|McClatchy-Tribune Information Services|
Those days are long gone.
Jenkins and her family live in a two-story
"We've never had a claim," Jenkins says. "We've done the tie-downs for the roof, we got the hurricane shingles. It's an insurance company's dream.
"We've done all the right things," she adds.
As Jenkins and thousands of homeowners have learned, doing the right thing hasn't helped in the face of a looming insurance apocalypse in
Now, Citizens homeowners policyholders in the
The increases have to be approved by the
Citizens was formed in 2002 to insure "homes, businesses and condominiums whose owners otherwise might not be able to find coverage in the private market," according to its website.
"From a company standpoint, it will help them get into a better fiscal position," says
Insurance problems have vexed the state since long before Citizens was created.
Westcott cited "long and frustrating processes that impede families' ability to recover."
Citizens covers many homes and other properties that other insurers don't -- or won't.
But the company, a not-for-profit government corporation, says it can't charge as much as it needs to because of a 10 percent cap on rate increases. That's leaving it in the hole to pay for future claims.
"Citizens is committed to providing a top-quality service to our policyholders and strives to be transparent and open about our rate-setting process," spokeswoman
"Where Citizens has decreased or increased coverage, we have adjusted our rates and premiums accordingly."
The Citizens board last month approved a request to raise rates by an average of 7 percent statewide next year, costing its more than 1 million policyholders a total of an extra
Prices are going up for traditional homeowners insurance and sinkhole insurance. The cap on homeowner rates doesn't apply to sinkhole coverage, however.
Sinkhole premiums are being raised in phases in
Legislators, concerned that Citizens wouldn't have enough money to pay out claims after a big storm, this year passed a law creating a clearinghouse to pass homeowners off to more private insurers.
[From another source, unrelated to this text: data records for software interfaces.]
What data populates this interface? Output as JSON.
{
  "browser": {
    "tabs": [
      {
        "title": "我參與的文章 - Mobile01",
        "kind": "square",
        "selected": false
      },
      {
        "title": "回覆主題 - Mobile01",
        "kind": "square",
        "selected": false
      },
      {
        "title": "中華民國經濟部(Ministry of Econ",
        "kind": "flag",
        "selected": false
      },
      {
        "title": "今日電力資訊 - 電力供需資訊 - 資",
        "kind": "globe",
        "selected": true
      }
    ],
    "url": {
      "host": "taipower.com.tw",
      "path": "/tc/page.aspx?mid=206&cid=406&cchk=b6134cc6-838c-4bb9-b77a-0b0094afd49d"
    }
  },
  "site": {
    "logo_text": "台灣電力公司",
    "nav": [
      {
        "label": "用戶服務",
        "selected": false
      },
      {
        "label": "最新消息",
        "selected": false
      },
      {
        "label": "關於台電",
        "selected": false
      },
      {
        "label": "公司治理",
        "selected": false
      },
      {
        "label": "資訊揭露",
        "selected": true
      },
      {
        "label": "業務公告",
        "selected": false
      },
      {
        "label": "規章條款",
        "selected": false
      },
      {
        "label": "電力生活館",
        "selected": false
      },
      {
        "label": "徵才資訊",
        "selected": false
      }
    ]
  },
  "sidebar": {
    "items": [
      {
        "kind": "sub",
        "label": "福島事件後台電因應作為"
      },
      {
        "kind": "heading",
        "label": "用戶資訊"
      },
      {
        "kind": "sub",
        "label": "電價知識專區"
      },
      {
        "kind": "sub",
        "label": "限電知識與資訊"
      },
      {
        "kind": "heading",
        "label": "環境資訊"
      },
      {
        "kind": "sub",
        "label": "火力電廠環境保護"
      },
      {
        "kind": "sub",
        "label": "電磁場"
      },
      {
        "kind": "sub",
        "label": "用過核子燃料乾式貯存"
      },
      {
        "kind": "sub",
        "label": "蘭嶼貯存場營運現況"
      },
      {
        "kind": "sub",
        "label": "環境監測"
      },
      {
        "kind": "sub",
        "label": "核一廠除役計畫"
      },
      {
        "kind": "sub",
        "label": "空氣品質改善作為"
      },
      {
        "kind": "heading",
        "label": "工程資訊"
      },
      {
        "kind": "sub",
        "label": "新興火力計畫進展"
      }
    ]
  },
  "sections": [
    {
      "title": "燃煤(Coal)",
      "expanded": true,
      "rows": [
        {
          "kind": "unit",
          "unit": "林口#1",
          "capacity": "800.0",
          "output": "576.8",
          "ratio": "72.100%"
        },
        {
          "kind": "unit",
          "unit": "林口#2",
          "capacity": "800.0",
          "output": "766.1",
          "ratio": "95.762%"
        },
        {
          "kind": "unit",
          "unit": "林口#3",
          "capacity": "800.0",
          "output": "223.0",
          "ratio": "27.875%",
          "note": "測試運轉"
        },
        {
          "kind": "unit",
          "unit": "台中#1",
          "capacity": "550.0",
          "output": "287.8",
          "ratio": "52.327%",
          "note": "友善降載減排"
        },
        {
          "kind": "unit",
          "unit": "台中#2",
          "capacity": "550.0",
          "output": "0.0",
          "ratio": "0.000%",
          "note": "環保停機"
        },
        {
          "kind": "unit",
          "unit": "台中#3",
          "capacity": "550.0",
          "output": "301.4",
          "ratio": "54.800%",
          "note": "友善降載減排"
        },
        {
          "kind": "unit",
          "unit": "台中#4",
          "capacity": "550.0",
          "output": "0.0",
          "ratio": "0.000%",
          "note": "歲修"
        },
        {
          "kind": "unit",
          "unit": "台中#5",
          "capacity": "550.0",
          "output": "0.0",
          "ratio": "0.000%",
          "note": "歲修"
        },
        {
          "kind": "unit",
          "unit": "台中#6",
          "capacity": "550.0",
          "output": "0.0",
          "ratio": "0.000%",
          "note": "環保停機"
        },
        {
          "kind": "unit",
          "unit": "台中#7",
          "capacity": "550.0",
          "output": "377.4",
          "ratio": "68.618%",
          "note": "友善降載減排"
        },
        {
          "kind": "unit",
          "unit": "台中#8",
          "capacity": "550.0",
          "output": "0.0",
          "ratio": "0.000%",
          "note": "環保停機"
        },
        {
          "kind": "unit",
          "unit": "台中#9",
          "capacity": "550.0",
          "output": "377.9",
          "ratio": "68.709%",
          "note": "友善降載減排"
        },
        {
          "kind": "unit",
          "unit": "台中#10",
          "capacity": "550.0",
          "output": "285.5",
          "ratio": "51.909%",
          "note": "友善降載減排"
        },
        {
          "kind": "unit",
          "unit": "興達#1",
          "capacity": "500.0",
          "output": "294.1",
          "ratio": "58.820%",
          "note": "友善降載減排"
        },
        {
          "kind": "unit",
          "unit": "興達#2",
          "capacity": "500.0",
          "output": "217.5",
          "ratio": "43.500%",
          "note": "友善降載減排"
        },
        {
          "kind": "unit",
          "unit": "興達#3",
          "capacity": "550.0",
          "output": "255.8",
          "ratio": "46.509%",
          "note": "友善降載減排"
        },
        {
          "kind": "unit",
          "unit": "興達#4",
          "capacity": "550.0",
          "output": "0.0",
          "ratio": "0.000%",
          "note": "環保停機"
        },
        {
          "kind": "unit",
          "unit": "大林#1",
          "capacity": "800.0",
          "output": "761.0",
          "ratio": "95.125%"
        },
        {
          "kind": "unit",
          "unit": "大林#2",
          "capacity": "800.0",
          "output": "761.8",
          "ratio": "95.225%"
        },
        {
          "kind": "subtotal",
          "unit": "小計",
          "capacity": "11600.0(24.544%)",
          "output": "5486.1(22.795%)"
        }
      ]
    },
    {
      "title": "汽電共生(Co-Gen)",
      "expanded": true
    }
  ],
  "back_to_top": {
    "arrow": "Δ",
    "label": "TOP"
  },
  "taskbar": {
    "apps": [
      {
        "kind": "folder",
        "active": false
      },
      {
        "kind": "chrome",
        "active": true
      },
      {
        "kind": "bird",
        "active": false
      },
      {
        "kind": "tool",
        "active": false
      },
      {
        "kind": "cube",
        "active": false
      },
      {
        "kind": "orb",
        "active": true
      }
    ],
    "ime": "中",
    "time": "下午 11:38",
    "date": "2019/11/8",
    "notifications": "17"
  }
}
Over the next several years, the law also will gradually limit the value of homes that Citizens can insure, bringing it down from
The Citizens board also approved a deal potentially worth more than